>>>>>

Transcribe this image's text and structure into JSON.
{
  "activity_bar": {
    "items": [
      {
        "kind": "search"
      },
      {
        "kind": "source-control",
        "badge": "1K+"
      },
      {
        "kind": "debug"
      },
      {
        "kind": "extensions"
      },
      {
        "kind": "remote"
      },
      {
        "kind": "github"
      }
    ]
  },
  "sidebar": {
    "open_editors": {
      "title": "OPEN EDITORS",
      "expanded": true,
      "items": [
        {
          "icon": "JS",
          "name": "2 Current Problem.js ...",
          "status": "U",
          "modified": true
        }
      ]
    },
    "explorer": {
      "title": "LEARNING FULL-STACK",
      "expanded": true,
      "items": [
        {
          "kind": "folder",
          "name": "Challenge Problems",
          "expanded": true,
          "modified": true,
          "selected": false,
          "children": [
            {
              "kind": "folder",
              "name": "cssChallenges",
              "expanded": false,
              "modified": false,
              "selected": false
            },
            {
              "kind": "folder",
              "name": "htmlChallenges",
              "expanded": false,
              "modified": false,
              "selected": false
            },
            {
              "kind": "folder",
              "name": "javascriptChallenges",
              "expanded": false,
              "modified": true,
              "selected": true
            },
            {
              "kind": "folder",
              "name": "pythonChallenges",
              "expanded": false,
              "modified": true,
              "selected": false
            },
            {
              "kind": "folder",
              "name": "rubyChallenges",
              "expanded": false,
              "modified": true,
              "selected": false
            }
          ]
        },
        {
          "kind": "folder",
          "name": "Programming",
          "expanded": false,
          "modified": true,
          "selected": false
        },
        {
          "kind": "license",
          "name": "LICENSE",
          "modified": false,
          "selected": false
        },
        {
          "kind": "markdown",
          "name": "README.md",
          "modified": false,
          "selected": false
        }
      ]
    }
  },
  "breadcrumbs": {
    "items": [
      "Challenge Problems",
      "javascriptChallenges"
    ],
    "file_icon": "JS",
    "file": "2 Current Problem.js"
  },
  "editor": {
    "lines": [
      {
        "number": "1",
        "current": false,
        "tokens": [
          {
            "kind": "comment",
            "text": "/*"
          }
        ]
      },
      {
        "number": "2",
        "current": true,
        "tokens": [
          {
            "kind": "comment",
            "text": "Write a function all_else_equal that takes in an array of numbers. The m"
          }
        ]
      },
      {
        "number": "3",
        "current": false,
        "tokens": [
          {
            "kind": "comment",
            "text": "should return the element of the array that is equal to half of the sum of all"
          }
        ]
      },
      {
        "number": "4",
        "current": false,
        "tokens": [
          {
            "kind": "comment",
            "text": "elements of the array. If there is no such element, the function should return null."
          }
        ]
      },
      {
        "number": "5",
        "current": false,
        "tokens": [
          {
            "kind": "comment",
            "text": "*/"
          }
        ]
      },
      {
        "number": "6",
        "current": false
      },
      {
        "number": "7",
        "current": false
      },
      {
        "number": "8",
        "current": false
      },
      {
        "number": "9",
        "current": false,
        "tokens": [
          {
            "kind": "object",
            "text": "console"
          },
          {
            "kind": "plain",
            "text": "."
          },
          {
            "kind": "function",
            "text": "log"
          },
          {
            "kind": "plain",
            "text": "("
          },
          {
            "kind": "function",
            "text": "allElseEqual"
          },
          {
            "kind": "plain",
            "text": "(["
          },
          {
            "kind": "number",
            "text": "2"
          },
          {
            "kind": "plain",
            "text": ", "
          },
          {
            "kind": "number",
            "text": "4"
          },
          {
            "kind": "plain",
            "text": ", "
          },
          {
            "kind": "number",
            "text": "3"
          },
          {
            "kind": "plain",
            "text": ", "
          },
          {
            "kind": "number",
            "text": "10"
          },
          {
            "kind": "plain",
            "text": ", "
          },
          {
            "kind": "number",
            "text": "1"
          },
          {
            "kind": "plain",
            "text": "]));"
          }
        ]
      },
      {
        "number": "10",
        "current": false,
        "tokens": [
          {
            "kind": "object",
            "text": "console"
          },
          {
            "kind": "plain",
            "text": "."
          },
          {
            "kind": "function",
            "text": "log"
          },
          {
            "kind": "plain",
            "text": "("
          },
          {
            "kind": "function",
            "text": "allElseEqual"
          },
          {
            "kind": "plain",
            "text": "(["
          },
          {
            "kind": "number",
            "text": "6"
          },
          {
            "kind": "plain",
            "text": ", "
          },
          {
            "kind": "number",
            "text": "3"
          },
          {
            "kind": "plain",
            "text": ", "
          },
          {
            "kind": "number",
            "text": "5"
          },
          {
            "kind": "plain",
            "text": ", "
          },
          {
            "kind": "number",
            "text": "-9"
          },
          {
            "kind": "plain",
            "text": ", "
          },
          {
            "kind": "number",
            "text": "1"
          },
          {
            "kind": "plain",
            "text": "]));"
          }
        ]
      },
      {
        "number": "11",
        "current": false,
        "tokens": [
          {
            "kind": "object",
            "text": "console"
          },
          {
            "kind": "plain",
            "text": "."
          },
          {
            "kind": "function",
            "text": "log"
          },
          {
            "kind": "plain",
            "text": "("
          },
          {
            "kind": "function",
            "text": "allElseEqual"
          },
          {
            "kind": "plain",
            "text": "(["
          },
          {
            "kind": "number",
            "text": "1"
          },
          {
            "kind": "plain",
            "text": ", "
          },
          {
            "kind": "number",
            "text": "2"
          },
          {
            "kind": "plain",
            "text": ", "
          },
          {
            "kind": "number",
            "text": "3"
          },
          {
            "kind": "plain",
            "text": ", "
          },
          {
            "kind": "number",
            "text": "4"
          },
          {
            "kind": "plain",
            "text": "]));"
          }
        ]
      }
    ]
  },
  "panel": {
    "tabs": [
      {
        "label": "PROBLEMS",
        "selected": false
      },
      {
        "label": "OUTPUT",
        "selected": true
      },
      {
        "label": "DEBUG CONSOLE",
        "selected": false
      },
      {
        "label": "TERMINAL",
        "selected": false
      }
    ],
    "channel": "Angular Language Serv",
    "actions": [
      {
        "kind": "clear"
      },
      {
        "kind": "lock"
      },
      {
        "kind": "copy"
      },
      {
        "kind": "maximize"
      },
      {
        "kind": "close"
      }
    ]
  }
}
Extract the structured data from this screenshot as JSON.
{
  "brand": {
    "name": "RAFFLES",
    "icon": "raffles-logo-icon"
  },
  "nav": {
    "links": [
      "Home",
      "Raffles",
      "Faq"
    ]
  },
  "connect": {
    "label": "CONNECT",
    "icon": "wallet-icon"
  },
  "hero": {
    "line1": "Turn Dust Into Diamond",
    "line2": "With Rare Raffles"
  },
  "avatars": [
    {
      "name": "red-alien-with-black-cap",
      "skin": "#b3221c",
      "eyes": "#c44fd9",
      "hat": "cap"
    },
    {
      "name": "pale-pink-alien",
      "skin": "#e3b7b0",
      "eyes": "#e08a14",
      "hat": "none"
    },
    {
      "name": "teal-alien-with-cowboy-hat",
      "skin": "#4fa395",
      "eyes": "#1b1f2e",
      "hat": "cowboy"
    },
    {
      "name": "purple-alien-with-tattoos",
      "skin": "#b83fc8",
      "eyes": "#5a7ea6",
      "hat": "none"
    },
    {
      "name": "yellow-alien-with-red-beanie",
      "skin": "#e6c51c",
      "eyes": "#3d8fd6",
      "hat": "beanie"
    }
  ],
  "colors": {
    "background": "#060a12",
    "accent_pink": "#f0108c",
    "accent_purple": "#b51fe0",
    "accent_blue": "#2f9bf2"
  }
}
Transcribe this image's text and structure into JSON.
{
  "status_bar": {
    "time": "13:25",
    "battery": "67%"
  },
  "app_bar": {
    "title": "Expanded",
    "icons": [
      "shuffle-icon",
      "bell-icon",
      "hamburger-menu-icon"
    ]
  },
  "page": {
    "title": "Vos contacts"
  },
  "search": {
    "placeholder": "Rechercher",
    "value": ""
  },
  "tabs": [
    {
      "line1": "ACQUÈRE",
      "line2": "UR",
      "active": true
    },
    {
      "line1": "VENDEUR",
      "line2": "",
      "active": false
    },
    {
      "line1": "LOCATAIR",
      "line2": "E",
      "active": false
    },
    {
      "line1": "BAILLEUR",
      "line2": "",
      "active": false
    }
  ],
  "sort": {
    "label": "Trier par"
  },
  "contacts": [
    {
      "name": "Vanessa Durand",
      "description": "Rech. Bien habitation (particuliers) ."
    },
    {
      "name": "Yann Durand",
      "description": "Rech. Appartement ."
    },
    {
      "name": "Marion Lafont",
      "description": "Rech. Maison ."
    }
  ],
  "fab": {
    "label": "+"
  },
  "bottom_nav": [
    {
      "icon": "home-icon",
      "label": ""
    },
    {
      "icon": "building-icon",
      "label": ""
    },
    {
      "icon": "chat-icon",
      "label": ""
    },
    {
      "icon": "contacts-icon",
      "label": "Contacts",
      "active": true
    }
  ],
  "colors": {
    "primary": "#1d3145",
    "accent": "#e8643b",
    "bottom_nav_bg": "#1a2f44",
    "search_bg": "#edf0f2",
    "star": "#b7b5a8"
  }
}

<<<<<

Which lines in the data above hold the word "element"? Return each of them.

Task response
            "text": "should return the element of the array that is equal to half of the sum of all"
            "text": "elements of the array. If there is no such element, the function should return null."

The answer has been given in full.